From the July-August 2015 issue of News & Letters
Detroit—The United Auto Workers, claiming to represent over 55% of the workers at the Volkswagen plant in Chattanooga, Tenn., has demanded exclusive bargaining rights for the workers. VW, however, said it will continue to meet with the American Council of Employees, which was established by anti-union forces.
VW provides each union varying privileges depending on its level of representation: representing 15% of the workers, a union can use a meeting room, post literature and meet monthly with management; representing 30%, the union also meets quarterly with a member of the executive committee.
A union representing 45% of the workers also meets every other week with management and the executive committee. The meetings deal with matters of concern to the workers in the plant, but have varying degrees of enforcement based on the degree of representation.
Last year, when the union representation vote was held, the company had actually supported the establishment of a union. Chattanooga was the only VW plant in the world without a Workers Council, which it could have created if the UAW had won. While the UAW expected to easily win, it did not realize how virulent and powerful anti-union sentiment remained in the South. Coupled with support for the opposition from national anti-union forces and state politicians in Tennessee, the UAW lost the election.
This did not deter the UAW, which established Local Union 42 and continued its drive to unionize the plant. This strategy seems to be successful and may be used to organize other foreign-owned plants in the South—a South which has successfully resisted UAW organizing for more than half a century.
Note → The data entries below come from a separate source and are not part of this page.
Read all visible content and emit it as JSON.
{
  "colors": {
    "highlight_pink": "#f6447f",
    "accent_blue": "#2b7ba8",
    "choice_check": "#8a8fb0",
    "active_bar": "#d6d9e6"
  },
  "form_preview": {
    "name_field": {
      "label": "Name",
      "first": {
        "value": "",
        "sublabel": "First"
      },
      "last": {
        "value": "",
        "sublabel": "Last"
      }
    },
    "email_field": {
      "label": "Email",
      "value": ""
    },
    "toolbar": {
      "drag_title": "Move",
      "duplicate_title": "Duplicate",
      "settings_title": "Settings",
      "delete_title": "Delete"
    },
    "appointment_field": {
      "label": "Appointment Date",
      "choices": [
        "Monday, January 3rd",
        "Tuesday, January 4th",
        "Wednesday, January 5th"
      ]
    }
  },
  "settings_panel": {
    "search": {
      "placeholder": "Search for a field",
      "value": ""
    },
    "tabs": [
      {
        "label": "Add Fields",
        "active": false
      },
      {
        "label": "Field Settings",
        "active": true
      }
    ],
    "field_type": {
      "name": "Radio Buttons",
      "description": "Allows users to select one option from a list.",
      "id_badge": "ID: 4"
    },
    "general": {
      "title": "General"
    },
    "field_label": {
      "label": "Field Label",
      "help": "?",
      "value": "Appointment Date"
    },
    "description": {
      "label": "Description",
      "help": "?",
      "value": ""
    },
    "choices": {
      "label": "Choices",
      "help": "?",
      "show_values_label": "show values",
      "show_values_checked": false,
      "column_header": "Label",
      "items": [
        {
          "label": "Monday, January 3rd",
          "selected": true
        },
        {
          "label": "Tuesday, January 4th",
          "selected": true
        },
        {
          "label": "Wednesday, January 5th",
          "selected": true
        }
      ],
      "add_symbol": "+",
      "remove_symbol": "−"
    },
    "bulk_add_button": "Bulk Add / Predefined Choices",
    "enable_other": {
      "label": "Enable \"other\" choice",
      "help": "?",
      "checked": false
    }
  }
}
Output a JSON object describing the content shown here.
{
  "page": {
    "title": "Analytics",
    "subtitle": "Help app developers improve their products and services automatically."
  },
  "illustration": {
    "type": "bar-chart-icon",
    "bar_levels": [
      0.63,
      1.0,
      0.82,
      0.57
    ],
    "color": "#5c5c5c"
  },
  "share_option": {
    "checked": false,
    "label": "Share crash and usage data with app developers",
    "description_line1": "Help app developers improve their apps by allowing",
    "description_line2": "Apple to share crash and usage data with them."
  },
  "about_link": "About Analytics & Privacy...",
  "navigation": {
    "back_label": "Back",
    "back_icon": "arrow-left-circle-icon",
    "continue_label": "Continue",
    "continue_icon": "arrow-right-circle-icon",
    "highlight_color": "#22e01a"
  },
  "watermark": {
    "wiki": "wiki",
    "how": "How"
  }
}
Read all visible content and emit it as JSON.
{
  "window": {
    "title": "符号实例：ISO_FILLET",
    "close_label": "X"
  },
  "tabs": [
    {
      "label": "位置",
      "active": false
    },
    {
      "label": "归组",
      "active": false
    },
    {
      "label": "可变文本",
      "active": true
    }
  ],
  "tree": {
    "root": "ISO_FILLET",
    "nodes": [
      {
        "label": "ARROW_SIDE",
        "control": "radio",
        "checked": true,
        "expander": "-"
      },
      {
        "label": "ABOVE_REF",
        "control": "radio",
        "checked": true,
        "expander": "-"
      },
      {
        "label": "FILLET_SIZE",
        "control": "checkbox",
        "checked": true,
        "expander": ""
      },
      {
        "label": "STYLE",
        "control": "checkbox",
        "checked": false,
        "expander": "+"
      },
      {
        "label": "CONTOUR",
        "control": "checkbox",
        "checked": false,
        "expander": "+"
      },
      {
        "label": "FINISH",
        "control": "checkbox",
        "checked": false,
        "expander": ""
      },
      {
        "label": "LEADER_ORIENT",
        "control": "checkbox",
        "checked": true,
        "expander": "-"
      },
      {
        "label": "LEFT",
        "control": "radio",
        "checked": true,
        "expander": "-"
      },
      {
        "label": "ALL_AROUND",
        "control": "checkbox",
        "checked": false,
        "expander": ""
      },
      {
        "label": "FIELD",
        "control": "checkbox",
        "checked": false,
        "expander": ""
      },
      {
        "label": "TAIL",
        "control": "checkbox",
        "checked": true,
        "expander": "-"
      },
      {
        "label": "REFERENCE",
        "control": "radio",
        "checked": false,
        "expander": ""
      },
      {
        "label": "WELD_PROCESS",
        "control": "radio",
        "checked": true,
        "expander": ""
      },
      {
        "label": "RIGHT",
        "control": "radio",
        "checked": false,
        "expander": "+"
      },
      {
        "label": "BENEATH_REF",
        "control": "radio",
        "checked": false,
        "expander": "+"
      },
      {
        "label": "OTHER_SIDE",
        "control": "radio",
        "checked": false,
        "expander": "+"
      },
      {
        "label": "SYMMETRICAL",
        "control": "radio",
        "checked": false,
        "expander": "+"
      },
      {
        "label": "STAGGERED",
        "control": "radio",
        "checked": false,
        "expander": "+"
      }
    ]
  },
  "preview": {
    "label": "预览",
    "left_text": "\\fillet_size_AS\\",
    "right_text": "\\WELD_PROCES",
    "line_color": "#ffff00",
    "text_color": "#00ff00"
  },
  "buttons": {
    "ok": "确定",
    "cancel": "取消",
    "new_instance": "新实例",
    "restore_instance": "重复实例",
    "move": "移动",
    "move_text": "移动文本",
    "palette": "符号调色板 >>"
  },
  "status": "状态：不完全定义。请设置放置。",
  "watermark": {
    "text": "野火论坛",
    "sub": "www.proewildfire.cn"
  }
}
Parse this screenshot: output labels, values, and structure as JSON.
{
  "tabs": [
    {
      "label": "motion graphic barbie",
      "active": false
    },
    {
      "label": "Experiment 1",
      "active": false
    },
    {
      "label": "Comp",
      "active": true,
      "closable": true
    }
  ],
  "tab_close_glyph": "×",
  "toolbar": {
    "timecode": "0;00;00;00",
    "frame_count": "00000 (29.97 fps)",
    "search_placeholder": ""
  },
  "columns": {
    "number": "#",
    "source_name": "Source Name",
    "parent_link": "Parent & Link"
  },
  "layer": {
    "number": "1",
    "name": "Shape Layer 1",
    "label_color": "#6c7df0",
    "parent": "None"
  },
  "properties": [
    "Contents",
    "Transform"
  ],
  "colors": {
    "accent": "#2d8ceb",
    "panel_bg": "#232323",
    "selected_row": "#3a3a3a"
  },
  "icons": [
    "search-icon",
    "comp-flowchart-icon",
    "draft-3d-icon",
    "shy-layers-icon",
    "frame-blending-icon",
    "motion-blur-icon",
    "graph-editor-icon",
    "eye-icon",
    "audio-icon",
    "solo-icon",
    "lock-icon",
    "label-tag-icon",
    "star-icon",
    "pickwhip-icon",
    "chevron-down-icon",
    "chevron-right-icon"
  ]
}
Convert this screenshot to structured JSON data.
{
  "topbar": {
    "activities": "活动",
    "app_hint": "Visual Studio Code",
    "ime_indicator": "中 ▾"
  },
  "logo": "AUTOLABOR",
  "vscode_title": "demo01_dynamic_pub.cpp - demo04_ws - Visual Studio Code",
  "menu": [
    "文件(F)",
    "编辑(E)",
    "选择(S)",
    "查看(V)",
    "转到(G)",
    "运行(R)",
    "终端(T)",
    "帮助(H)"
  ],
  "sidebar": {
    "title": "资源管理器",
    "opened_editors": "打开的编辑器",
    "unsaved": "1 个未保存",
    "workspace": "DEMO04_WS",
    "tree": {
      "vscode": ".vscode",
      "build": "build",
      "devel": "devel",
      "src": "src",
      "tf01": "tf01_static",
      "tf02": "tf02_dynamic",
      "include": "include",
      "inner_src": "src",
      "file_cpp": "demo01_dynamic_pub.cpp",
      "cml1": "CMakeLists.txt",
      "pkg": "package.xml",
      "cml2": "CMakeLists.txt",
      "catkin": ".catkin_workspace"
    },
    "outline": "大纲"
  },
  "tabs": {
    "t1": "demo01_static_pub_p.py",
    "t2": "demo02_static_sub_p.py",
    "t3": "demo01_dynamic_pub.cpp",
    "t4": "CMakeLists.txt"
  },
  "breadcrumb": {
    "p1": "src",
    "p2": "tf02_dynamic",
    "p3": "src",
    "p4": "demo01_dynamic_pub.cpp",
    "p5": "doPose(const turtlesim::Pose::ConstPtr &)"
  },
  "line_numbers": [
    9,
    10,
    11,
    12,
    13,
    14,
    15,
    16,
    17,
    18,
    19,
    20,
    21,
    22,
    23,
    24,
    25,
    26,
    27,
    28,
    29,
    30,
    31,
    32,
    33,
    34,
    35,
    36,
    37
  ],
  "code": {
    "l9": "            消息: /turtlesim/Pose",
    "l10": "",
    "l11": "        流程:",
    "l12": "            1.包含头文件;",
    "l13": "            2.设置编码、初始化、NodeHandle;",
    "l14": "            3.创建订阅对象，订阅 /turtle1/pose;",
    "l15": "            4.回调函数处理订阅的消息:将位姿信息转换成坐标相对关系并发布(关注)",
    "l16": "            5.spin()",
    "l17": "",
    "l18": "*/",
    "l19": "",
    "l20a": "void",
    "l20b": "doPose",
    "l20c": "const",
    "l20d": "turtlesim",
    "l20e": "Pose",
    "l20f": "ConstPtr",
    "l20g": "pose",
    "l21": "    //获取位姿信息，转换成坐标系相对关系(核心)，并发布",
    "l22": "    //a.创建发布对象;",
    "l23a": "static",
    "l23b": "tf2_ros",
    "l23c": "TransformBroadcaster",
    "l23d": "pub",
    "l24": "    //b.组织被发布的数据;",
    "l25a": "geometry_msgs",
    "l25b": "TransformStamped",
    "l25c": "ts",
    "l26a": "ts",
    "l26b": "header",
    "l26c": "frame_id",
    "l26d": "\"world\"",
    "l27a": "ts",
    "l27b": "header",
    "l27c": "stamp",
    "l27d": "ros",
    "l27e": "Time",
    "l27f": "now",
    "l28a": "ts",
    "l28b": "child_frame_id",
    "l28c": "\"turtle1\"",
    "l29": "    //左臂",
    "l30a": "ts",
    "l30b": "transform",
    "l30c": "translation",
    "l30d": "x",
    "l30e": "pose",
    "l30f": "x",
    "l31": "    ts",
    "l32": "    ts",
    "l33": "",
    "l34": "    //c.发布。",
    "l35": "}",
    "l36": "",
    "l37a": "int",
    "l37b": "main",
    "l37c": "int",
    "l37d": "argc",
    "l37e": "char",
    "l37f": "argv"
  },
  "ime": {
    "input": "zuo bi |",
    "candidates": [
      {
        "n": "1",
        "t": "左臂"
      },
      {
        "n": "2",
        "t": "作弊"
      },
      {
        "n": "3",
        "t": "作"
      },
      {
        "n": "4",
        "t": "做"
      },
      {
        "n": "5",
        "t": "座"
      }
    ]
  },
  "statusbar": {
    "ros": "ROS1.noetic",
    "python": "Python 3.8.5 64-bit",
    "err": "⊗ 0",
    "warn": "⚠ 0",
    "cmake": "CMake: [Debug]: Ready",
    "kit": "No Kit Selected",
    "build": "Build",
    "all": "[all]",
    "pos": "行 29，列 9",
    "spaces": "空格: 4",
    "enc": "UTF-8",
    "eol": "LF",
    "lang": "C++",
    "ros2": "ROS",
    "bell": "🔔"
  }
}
There remains another serious question about the strategy of cooperation with management, and how successful that will be. The historic sentiment of the rank-and-file workers is to seek leaders who are fighters. They will be watching closely to see how UAW President Dennis Williams measures up in upcoming contract negotiations.